Mexican Consulate: It's better to be prepared
This guide will allow you and your relatives in Mexico to know the rights and alternatives they have to preserve, protect and, if necessary, transfer your money and your assets to your community of origin.
Youtube Link: https://youtu.be/ExhF1cOkrc4
CNN Money: Without immigrants, U.S. workforce would shrink dramatically over the next 20 years
Without immigrants, Pew Research projects the total U.S. workforce population -- those ages 25 to 64 -- would fall from 173.2 million in 2015 to 165.6 million in 2035. But if the current rate of both legal and unauthorized immigration remains steady, Pew projects that the number of working-age adults will rise to 183.2 million in 2035.
In Case You Missed It!
The Forum partnered with Univision Chicago and Que Buena radio to host a digital town hall panel of experts to discuss Trump's immigration policies. Available in English and in Spanish.
Resources to Follow
The Forum has identified the following organizations as sources of critical and timely information for Latinos in the United States. Click on the+ sign to the right and the title of each organization to be directed to its website and Twitter feeds.
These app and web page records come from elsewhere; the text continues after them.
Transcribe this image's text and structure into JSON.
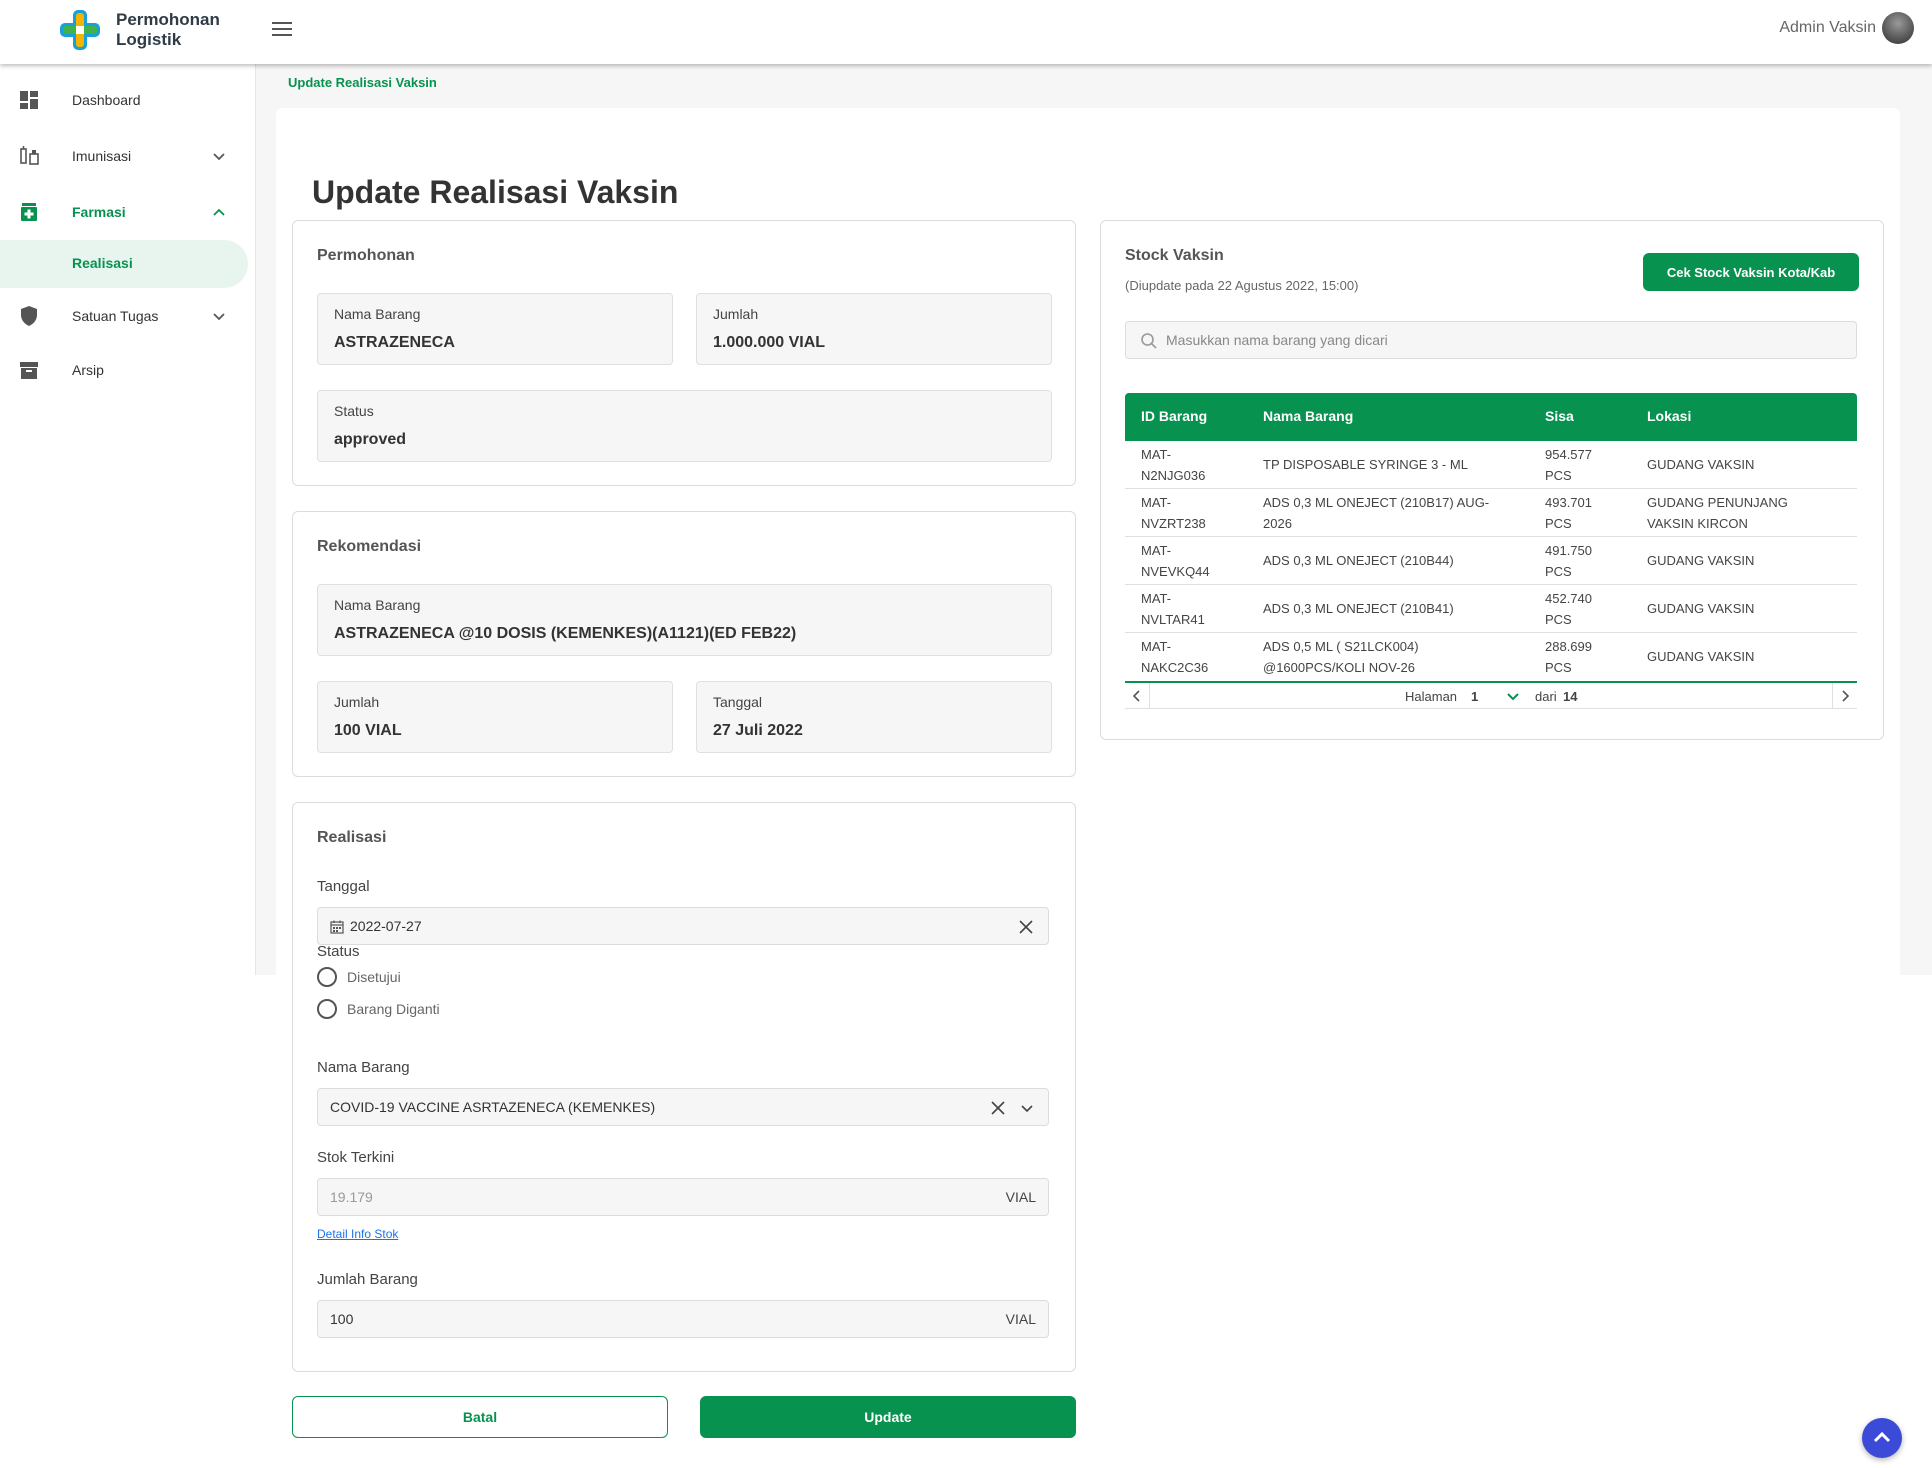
{
  "app": {
    "brand_line1": "Permohonan",
    "brand_line2": "Logistik",
    "accent": "#08924f"
  },
  "header": {
    "user_name": "Admin Vaksin"
  },
  "sidebar": {
    "items": [
      {
        "label": "Dashboard",
        "icon": "dashboard-icon"
      },
      {
        "label": "Imunisasi",
        "icon": "syringe-icon"
      },
      {
        "label": "Farmasi",
        "icon": "pharmacy-icon"
      },
      {
        "label": "Realisasi"
      },
      {
        "label": "Satuan Tugas",
        "icon": "shield-icon"
      },
      {
        "label": "Arsip",
        "icon": "archive-icon"
      }
    ]
  },
  "breadcrumb": "Update Realisasi Vaksin",
  "page_title": "Update Realisasi Vaksin",
  "permohonan": {
    "title": "Permohonan",
    "nama_barang_label": "Nama Barang",
    "nama_barang_value": "ASTRAZENECA",
    "jumlah_label": "Jumlah",
    "jumlah_value": "1.000.000 VIAL",
    "status_label": "Status",
    "status_value": "approved"
  },
  "rekomendasi": {
    "title": "Rekomendasi",
    "nama_barang_label": "Nama Barang",
    "nama_barang_value": "ASTRAZENECA @10 DOSIS (KEMENKES)(A1121)(ED FEB22)",
    "jumlah_label": "Jumlah",
    "jumlah_value": "100 VIAL",
    "tanggal_label": "Tanggal",
    "tanggal_value": "27 Juli 2022"
  },
  "realisasi": {
    "title": "Realisasi",
    "tanggal_label": "Tanggal",
    "tanggal_value": "2022-07-27",
    "status_label": "Status",
    "status_options": [
      "Disetujui",
      "Barang Diganti"
    ],
    "nama_barang_label": "Nama Barang",
    "nama_barang_value": "COVID-19 VACCINE ASRTAZENECA (KEMENKES)",
    "stok_label": "Stok Terkini",
    "stok_value": "19.179",
    "stok_unit": "VIAL",
    "detail_link": "Detail Info Stok",
    "jumlah_label": "Jumlah Barang",
    "jumlah_value": "100",
    "jumlah_unit": "VIAL"
  },
  "buttons": {
    "batal": "Batal",
    "update": "Update"
  },
  "stock": {
    "title": "Stock Vaksin",
    "updated": "(Diupdate pada 22 Agustus 2022, 15:00)",
    "cek_button": "Cek Stock Vaksin Kota/Kab",
    "search_placeholder": "Masukkan nama barang yang dicari",
    "columns": [
      "ID Barang",
      "Nama Barang",
      "Sisa",
      "Lokasi"
    ],
    "rows": [
      {
        "id1": "MAT-",
        "id2": "N2NJG036",
        "nama1": "TP DISPOSABLE SYRINGE 3 - ML",
        "nama2": "",
        "sisa1": "954.577",
        "sisa2": "PCS",
        "lokasi1": "GUDANG VAKSIN",
        "lokasi2": ""
      },
      {
        "id1": "MAT-",
        "id2": "NVZRT238",
        "nama1": "ADS 0,3 ML ONEJECT (210B17) AUG-",
        "nama2": "2026",
        "sisa1": "493.701",
        "sisa2": "PCS",
        "lokasi1": "GUDANG PENUNJANG",
        "lokasi2": "VAKSIN KIRCON"
      },
      {
        "id1": "MAT-",
        "id2": "NVEVKQ44",
        "nama1": "ADS 0,3 ML ONEJECT (210B44)",
        "nama2": "",
        "sisa1": "491.750",
        "sisa2": "PCS",
        "lokasi1": "GUDANG VAKSIN",
        "lokasi2": ""
      },
      {
        "id1": "MAT-",
        "id2": "NVLTAR41",
        "nama1": "ADS 0,3 ML ONEJECT (210B41)",
        "nama2": "",
        "sisa1": "452.740",
        "sisa2": "PCS",
        "lokasi1": "GUDANG VAKSIN",
        "lokasi2": ""
      },
      {
        "id1": "MAT-",
        "id2": "NAKC2C36",
        "nama1": "ADS 0,5 ML ( S21LCK004)",
        "nama2": "@1600PCS/KOLI NOV-26",
        "sisa1": "288.699",
        "sisa2": "PCS",
        "lokasi1": "GUDANG VAKSIN",
        "lokasi2": ""
      }
    ],
    "pager": {
      "halaman_label": "Halaman",
      "page": "1",
      "dari_label": "dari",
      "total": "14"
    }
  }
}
Hispanic Federation - @ - Founded in 1990, HF seeks to support Hispanic families and strengthen Latino institutions through work in the areas of education, health, immigration, civic engagement, economic empowerment and the environment
Latinos Progresando - @ - reaches thousands of families every year: meeting immediate needs, putting the Latino community’s story on center stage, investing in the next generation of leaders; and developing resources through coalition building - LP also leads advocacy and policy efforts around issues impacting Chicago’s Mexican community
The Leadership Conference on Civil and Human Rights - @ - The nation's premier civil and human rights coalition -
National Equity Atlas - a comprehensive data resource to track, measure, and make the case for inclusive growth
National Hispanic Leadership Agenda - @ - a coalition of the nation's 40 prominent Latino organizations... NHLA leads the advocacy behind the pressing civil rights and policy issues impacting the 58 million Latinos living in the U.S.
Tomas Rivera Policy Institute - an interdisciplinary community of scholars, students, practitioners and journalists from across the University of Southern California
Child Care and Education Resources
Trump Child Care Proposal Fact Sheet
Child Care Coalition Agenda with Sign Ons [Attached]
Resources on Children and Families, ACA and Medicaid
State by state numbers on decline in children served in CCDBG
Know Your Rights – information for Immigrant Families:
Safe Spaces Resource
Featured Resources from AFT, NILC, and UWD for school personnel and program administrators
America for Early Ed
NAEYC's response to the Budget Blueprint, with a take action to call Congress:
From ZERO TO THREE
Child Care Policy
From Child Care Aware® of America:
President Trump Proposes Elimination of Programs That Support Child Care
House Moves Forward on ACA Repeal and Replace Legislation
Take Action: Childcareworks.org
Op Ed: Dear Ivanka: If You Want To Fix Child Care, Don’t Start With Women Like Me